But with Facebook, Google, and Microsoft, NOM knows that even the least perceptible among us would see the failure. These three businesses are simply too huge and too in the public eye in a user-driven way for NOM to "show its work." It wouldn't take an uber-focused "culture war" watcher to see that the emperor has no clothes (or ability to "unfriend" the masses, as it were).  The overall tone of such a publicly overplayed hand would be damaging to the NOM brand.

That said, NOM is being completely hypocritical here. If this organization is going to set up and tout something called the "Corporate Fairness Project," then they are going to have to show some consistency. Despise pro-equality companies? Then okay—take them all on! Brian Brown routinely closes his weekly email blasts with lines like "we know who wins this in the end," so okay—then NOMmers should retain that confidence and go toe-to-toe against Facebook and Google. In fact, if they have such success, godly backing, and intrinsic good built-in to their "protect marriage" cause, then the NOM staffers should be itching at the chance to make these public smack downs. The press would certainly cover their efforts, and we all know that NOM loves the attention of a man-bites-dog–hungry media. So go ahead—bring it, NOM!

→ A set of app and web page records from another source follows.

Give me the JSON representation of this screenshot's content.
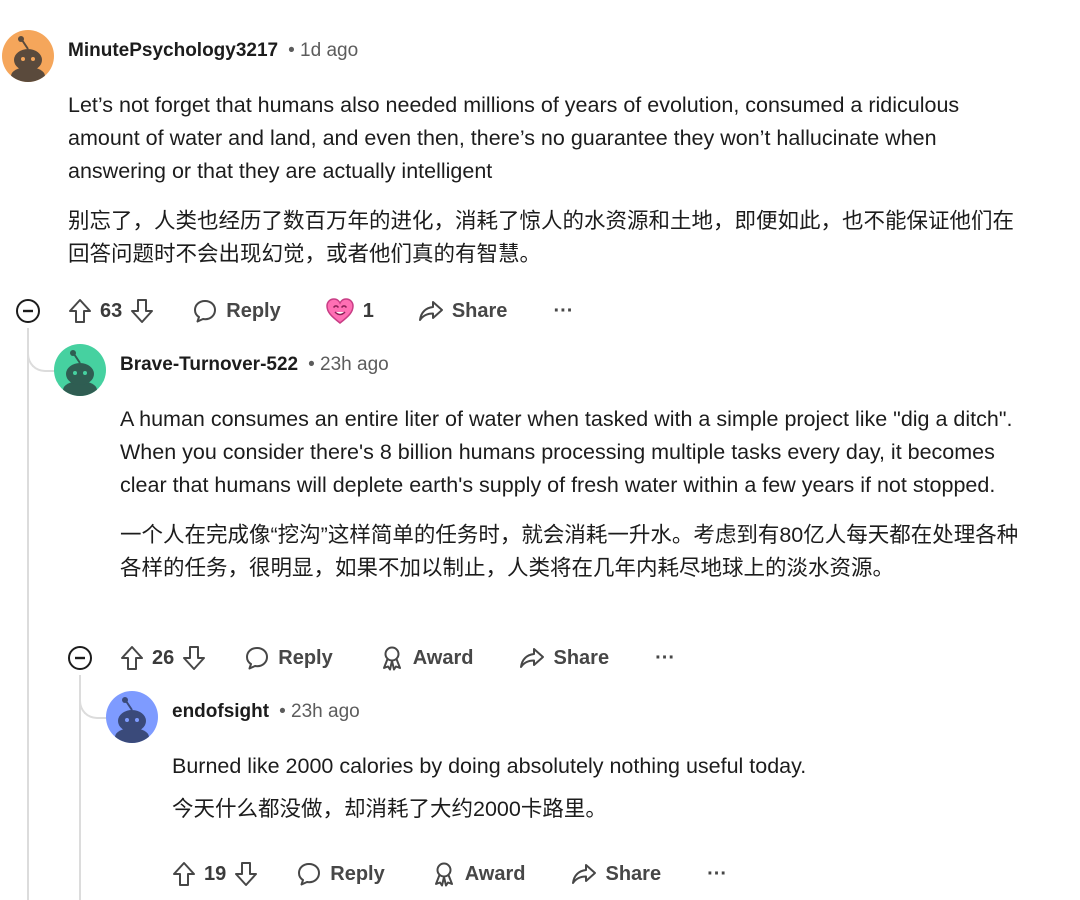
{
  "comments": [
    {
      "username": "MinutePsychology3217",
      "time": "• 1d ago",
      "body_en": "Let’s not forget that humans also needed millions of years of evolution, consumed a ridiculous amount of water and land, and even then, there’s no guarantee they won’t hallucinate when answering or that they are actually intelligent",
      "body_zh": "别忘了，人类也经历了数百万年的进化，消耗了惊人的水资源和土地，即便如此，也不能保证他们在回答问题时不会出现幻觉，或者他们真的有智慧。",
      "votes": "63",
      "reply_label": "Reply",
      "award_count": "1",
      "share_label": "Share",
      "more": "···",
      "avatar_color": "#f5a65b"
    },
    {
      "username": "Brave-Turnover-522",
      "time": "• 23h ago",
      "body_en": "A human consumes an entire liter of water when tasked with a simple project like \"dig a ditch\". When you consider there's 8 billion humans processing multiple tasks every day, it becomes clear that humans will deplete earth's supply of fresh water within a few years if not stopped.",
      "body_zh": "一个人在完成像“挖沟”这样简单的任务时，就会消耗一升水。考虑到有80亿人每天都在处理各种各样的任务，很明显，如果不加以制止，人类将在几年内耗尽地球上的淡水资源。",
      "votes": "26",
      "reply_label": "Reply",
      "award_label": "Award",
      "share_label": "Share",
      "more": "···",
      "avatar_color": "#46d1a0"
    },
    {
      "username": "endofsight",
      "time": "• 23h ago",
      "body_en": "Burned like 2000 calories by doing absolutely nothing useful today.",
      "body_zh": "今天什么都没做，却消耗了大约2000卡路里。",
      "votes": "19",
      "reply_label": "Reply",
      "award_label": "Award",
      "share_label": "Share",
      "more": "···",
      "avatar_color": "#7e9bff"
    }
  ],
  "icons": {
    "collapse": "collapse-icon",
    "upvote": "upvote-icon",
    "downvote": "downvote-icon",
    "reply": "reply-icon",
    "award": "award-icon",
    "share": "share-icon",
    "heart_award": "heart-eyes-award-icon"
  }
}
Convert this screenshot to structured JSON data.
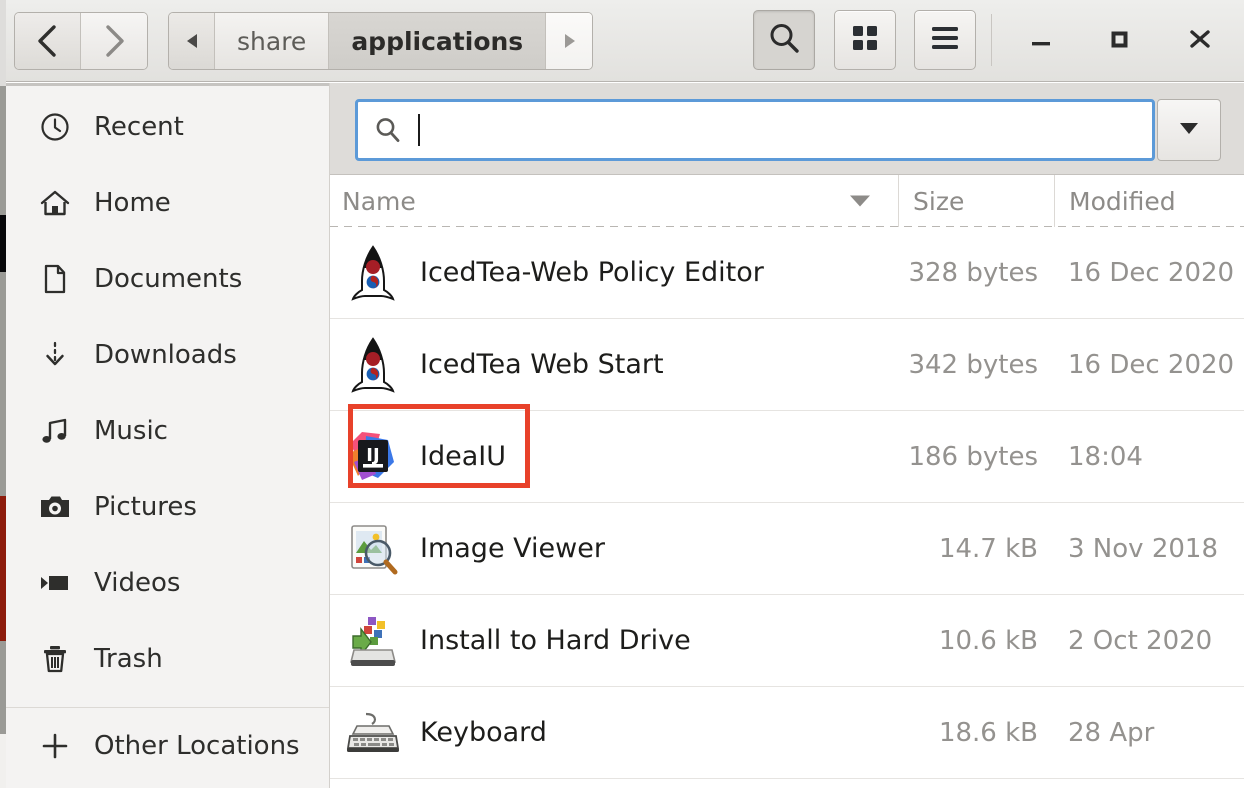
{
  "window": {
    "title": "applications",
    "controls": {
      "minimize": "minimize-label",
      "maximize": "maximize-label",
      "close": "close-label"
    }
  },
  "header": {
    "nav": {
      "back_label": "Back",
      "forward_label": "Forward"
    },
    "breadcrumb": {
      "scroll_left_label": "◀",
      "scroll_right_label": "▶",
      "items": [
        {
          "label": "share",
          "current": false
        },
        {
          "label": "applications",
          "current": true
        }
      ]
    },
    "buttons": {
      "search_label": "Search",
      "view_grid_label": "Grid View",
      "menu_label": "Main Menu"
    }
  },
  "sidebar": {
    "items": [
      {
        "label": "Recent",
        "icon": "clock-icon"
      },
      {
        "label": "Home",
        "icon": "home-icon"
      },
      {
        "label": "Documents",
        "icon": "document-icon"
      },
      {
        "label": "Downloads",
        "icon": "download-icon"
      },
      {
        "label": "Music",
        "icon": "music-note-icon"
      },
      {
        "label": "Pictures",
        "icon": "camera-icon"
      },
      {
        "label": "Videos",
        "icon": "video-icon"
      },
      {
        "label": "Trash",
        "icon": "trash-icon"
      }
    ],
    "other_locations": {
      "label": "Other Locations",
      "icon": "plus-icon"
    }
  },
  "search": {
    "value": "",
    "placeholder": "",
    "icon": "search-icon",
    "dropdown_label": "▼"
  },
  "columns": {
    "name": "Name",
    "size": "Size",
    "modified": "Modified",
    "sort_column": "Name",
    "sort_direction": "descending"
  },
  "files": [
    {
      "name": "IcedTea-Web Policy Editor",
      "size": "328 bytes",
      "modified": "16 Dec 2020",
      "icon": "icedtea-rocket-icon",
      "highlighted": false
    },
    {
      "name": "IcedTea Web Start",
      "size": "342 bytes",
      "modified": "16 Dec 2020",
      "icon": "icedtea-rocket-icon",
      "highlighted": false
    },
    {
      "name": "IdeaIU",
      "size": "186 bytes",
      "modified": "18:04",
      "icon": "intellij-idea-icon",
      "highlighted": true
    },
    {
      "name": "Image Viewer",
      "size": "14.7 kB",
      "modified": "3 Nov 2018",
      "icon": "image-viewer-icon",
      "highlighted": false
    },
    {
      "name": "Install to Hard Drive",
      "size": "10.6 kB",
      "modified": "2 Oct 2020",
      "icon": "install-harddrive-icon",
      "highlighted": false
    },
    {
      "name": "Keyboard",
      "size": "18.6 kB",
      "modified": "28 Apr",
      "icon": "keyboard-icon",
      "highlighted": false
    }
  ],
  "colors": {
    "annotation": "#e8412a",
    "focus_border": "#5c9ad8",
    "headerbar": "#e8e6e3",
    "sidebar_bg": "#f4f3f2",
    "muted_text": "#94928f"
  }
}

But of course that will not happen. NOM doesn't want to give up its social media outreach, and NOM certainly doesn't want millions of users seeing the K Street special interest group look like the mouse that barely squeaks, much less roars. It's obvious why they will stay away, and the sit out is probably even smart from an objective political perspective. But I don't know—if I was a supporter seeking consistency from an organization asking me to put all stock in its principles and all cash in its coffers, then I'd probably be a little concerned with the organization asking me to dump my Cheerios and Frappucinos while also asking me to….


But that's just me.